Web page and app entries
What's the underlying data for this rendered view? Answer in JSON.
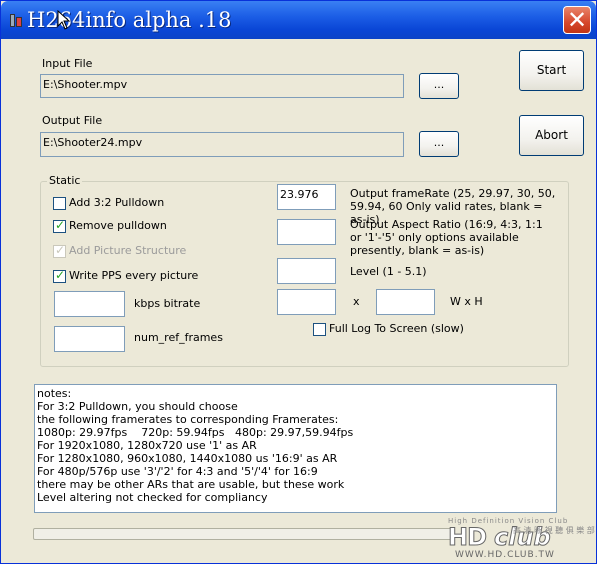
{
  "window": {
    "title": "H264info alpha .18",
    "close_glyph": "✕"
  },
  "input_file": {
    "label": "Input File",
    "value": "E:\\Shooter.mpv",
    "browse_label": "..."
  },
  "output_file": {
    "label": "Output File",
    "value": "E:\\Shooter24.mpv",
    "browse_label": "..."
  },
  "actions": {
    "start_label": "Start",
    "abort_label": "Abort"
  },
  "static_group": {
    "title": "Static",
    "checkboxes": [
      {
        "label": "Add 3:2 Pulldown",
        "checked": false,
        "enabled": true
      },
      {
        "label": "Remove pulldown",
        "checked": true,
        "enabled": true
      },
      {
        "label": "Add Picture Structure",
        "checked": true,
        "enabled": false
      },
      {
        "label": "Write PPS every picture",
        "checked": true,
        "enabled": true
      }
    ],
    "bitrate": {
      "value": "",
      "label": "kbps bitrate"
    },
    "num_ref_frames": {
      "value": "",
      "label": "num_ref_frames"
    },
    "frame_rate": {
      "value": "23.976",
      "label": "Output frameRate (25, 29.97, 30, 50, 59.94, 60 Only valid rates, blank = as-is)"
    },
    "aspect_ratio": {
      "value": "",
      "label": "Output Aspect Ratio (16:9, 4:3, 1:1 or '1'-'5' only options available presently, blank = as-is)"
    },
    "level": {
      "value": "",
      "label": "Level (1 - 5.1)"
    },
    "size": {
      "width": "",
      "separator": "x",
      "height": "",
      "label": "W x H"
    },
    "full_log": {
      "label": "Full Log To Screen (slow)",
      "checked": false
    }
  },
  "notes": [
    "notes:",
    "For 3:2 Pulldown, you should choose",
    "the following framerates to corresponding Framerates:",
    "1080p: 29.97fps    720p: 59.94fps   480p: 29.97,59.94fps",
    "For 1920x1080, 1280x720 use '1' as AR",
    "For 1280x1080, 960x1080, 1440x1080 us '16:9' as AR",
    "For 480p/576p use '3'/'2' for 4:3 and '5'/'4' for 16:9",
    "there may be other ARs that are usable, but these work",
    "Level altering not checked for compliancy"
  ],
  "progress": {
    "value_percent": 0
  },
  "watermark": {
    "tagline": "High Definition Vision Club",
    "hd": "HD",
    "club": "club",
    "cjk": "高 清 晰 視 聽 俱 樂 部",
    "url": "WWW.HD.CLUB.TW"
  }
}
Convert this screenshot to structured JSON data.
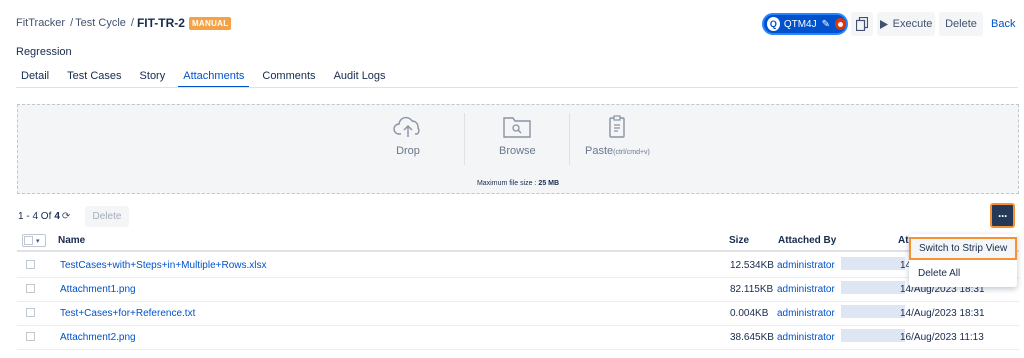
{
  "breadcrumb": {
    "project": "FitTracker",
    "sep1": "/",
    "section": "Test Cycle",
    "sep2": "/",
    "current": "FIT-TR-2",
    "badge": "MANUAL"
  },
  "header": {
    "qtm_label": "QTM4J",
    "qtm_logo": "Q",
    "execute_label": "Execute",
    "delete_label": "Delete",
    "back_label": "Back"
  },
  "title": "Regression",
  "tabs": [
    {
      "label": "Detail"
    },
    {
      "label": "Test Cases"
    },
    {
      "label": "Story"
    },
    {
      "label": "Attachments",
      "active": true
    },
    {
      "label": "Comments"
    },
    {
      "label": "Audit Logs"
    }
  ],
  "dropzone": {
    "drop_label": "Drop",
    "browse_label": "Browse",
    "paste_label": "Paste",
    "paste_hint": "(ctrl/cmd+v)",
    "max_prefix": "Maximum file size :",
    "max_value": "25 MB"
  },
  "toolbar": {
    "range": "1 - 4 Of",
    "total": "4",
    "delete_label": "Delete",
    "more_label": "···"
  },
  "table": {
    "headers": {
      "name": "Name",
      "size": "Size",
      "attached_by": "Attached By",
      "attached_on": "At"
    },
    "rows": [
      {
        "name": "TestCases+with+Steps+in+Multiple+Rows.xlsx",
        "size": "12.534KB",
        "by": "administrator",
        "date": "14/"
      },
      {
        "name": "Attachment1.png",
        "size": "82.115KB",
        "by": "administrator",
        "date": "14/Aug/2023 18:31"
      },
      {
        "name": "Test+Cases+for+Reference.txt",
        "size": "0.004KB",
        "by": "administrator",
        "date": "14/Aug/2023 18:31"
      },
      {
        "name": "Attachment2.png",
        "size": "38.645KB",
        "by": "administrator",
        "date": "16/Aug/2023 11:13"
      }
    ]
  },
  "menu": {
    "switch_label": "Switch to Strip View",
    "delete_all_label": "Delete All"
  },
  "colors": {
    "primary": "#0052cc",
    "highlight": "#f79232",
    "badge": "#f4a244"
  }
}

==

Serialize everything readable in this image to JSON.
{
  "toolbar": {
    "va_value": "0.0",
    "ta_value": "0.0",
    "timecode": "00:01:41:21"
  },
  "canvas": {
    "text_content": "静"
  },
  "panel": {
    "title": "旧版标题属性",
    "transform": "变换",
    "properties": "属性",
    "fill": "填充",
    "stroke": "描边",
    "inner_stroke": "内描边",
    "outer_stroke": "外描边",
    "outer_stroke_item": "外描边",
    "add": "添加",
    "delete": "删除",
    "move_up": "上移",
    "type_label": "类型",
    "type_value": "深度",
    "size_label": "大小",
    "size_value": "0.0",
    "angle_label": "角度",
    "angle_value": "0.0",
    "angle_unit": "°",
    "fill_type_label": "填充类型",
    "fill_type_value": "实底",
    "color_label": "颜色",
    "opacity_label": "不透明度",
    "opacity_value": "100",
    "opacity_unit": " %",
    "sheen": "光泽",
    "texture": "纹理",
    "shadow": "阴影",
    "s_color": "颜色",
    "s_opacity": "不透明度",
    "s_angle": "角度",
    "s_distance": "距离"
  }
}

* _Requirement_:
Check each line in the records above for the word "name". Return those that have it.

* _Expected answer_:
      "name": "Name",
        "name": "TestCases+with+Steps+in+Multiple+Rows.xlsx",
        "name": "Attachment1.png",
        "name": "Test+Cases+for+Reference.txt",
        "name": "Attachment2.png",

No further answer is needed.